- “Schools are a big driver for many purchasers,” Hammond says. Have information about schools, especially private institutions, on hand.
- Don’t be afraid to turn clients away, Lasswell says, if you don’t have expertise in the area they want to buy in. “Refer them to someone who knows the area.”
- Even if the offer is condition free, it’s important to get a sizable deposit, McDadi says. A 10-per-cent deposit means the buyer will have “good skin in the game.” With longer closing dates, get bigger deposits because more things can go wrong.
- Go above and beyond. Be honest about the negatives. You don’t want the buyer to be surprised that the property is bigger or smaller than they thought. Lasswell also suggests taking aerial pictures to show what could be coming up in terms of development beside the condo they want to buy.
- Make sure you put everything in writing, so the buyers can review everything later. When looking at a property, they may be emotional and only see the positives. Listing the pros and cons takes the emotion out of the situation, Lasswell says.
- If you’re representing the seller, let them know that the buyer who has put in an offer hasn’t seen the property in person. Disclose everything on both sides, Lasswell says.
- Be prepared for a time lag when arranging financing or transferring money into the country, Hammond says.
- Don’t be reluctant. Buying sight unseen does happen. “We live in a city that’s thriving and that has lots of immigration. Embrace it. It’s another way to do business.

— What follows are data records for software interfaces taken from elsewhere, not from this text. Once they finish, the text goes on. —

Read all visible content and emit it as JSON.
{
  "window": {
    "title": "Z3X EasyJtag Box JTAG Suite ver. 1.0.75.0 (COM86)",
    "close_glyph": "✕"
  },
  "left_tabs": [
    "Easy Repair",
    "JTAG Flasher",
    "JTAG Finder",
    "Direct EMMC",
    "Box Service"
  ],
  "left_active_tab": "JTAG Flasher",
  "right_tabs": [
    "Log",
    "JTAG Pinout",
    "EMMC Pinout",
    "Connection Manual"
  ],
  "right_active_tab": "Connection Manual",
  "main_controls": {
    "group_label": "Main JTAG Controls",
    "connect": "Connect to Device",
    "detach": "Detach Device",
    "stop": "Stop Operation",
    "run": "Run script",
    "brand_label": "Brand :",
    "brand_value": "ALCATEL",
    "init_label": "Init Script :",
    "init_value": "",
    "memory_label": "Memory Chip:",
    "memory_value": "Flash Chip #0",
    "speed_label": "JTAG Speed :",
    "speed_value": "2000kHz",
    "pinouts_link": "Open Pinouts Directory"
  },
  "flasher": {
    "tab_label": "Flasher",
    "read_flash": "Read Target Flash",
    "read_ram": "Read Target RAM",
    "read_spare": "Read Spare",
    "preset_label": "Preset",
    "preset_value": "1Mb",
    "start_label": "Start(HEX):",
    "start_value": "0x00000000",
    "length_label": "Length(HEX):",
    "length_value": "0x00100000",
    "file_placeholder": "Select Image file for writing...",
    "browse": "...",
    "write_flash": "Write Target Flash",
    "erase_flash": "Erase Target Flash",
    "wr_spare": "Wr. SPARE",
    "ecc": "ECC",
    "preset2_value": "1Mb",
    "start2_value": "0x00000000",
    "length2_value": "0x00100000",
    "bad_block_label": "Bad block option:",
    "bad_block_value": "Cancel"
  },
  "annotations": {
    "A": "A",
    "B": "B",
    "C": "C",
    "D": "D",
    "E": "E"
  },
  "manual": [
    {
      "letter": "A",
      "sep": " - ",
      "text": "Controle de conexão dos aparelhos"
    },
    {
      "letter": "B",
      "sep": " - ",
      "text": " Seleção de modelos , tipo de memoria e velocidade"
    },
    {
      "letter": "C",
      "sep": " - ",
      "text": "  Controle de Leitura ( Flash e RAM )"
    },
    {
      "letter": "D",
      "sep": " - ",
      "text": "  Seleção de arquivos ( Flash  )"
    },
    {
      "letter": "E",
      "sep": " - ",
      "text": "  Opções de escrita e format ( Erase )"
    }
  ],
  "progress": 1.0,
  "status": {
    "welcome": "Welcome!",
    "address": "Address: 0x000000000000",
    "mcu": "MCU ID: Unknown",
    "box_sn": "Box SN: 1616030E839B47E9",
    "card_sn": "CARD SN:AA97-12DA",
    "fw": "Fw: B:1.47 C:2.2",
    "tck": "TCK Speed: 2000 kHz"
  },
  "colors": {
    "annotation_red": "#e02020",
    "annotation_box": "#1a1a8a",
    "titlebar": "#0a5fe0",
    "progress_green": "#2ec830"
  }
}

And you never know what it will lead to down the road because you never know who the buyers are,” Hammond says.